Many organizations fall prey to a common mistake when it comes to executive compensation: they only worry about it when they need to. Credit unions are no exception, especially when many senior executives may serve for 10 years or more before leaving the helm. This can leave the credit union unprepared to deal with filling the vacancy when the time comes.
“The hiring market is much more competitive and as credit unions get bigger, the space they’re competing in is changing,” said Mark Angott, president of Angott Search Group, a globally recognized leader in executive recruitment. “Credit unions are now competing very strongly in the retail banking space. If you talk to credit union executives, they’ll admit that the current hiring market for management can be a challenge. A lot of senior leadership teams will be short handed in upcoming years due to retirement or because they are too small for the organization. This is also a board-level issue as well since CEOs are retiring too.”
Credit unions should make it a priority to prepare their boards for the eventuality of hiring new leadership and how to compensate those positions. Executive compensation plans have changed in recent years and have outgrown just the paycheck, which incidentally, has grown as well.
There are more options for benefits, deferred compensation and growth opportunities. Compensation packages have become a fluid component with increasing input from candidates. Organizations that offer more flexibility to potential leaders have the highest chance of securing the best, and this includes hiring from within.

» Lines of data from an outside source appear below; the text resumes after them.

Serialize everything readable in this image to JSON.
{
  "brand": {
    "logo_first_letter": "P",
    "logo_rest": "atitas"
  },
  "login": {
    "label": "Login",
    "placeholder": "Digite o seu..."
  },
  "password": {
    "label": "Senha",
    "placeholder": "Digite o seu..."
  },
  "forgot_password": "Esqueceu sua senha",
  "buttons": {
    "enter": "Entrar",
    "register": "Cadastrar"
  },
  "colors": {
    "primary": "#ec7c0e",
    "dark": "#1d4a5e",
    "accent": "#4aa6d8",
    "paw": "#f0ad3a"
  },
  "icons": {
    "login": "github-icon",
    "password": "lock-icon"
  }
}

“Many credit unions do not have an adequate succession plan in place,” Angott noted. “They may have had one five years ago, but the industry is much more competitive now. You have to make sure you’re competitive, have an incentive compensation plan that is competitive, a benefits package that is up to date. Doing whatever it takes to attract the right type of person.”
Enticing and market-competitive executive compensation plans are about more than bigger paychecks and bigger offices. At the same time, it isn’t all about compromise to attract talent who may ultimately not be a great fit for the organization, despite an impressive resume. HR should evaluate market trends, compensation requests from other leaders within the credit union, and industry resources to keep their executive compensation and succession plans appealing and viable.